**WHAT TO PRODUCE:**
Count the lines in the data below where the string "Texture" occurs, please, and give the number alone.

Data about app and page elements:
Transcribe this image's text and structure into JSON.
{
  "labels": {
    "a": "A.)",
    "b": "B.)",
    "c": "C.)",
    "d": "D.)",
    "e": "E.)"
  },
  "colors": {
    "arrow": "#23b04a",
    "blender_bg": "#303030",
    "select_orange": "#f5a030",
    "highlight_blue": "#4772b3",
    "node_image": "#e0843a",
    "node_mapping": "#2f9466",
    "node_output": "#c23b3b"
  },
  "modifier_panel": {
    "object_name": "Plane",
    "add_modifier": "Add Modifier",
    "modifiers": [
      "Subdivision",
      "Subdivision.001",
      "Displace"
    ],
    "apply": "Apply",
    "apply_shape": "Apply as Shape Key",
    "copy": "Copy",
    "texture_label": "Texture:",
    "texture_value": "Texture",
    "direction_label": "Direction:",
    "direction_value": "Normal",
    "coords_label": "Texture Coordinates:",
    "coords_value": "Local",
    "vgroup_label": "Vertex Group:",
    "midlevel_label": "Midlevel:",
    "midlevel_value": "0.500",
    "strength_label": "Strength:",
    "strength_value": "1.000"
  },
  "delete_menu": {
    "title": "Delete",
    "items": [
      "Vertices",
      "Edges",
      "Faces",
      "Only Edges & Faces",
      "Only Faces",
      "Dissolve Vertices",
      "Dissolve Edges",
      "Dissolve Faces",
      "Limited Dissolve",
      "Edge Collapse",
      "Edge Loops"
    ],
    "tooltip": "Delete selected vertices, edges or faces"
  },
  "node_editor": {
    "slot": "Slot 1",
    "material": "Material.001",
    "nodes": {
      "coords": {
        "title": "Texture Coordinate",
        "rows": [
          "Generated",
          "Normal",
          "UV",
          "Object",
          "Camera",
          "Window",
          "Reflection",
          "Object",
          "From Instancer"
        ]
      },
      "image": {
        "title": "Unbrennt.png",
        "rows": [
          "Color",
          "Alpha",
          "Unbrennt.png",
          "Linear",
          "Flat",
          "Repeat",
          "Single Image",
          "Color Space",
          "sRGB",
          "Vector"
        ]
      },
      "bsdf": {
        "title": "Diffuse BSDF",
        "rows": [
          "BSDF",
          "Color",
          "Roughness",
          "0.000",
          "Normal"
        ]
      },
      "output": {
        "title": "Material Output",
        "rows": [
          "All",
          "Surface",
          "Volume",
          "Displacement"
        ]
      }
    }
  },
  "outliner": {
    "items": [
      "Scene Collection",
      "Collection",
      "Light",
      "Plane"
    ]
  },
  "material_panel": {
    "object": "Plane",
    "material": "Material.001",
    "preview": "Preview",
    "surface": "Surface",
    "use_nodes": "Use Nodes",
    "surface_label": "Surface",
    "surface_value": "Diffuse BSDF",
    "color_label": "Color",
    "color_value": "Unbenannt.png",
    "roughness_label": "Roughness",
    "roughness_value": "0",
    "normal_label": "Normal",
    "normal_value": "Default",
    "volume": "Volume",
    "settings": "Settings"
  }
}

**RESPONSE AREA:**
4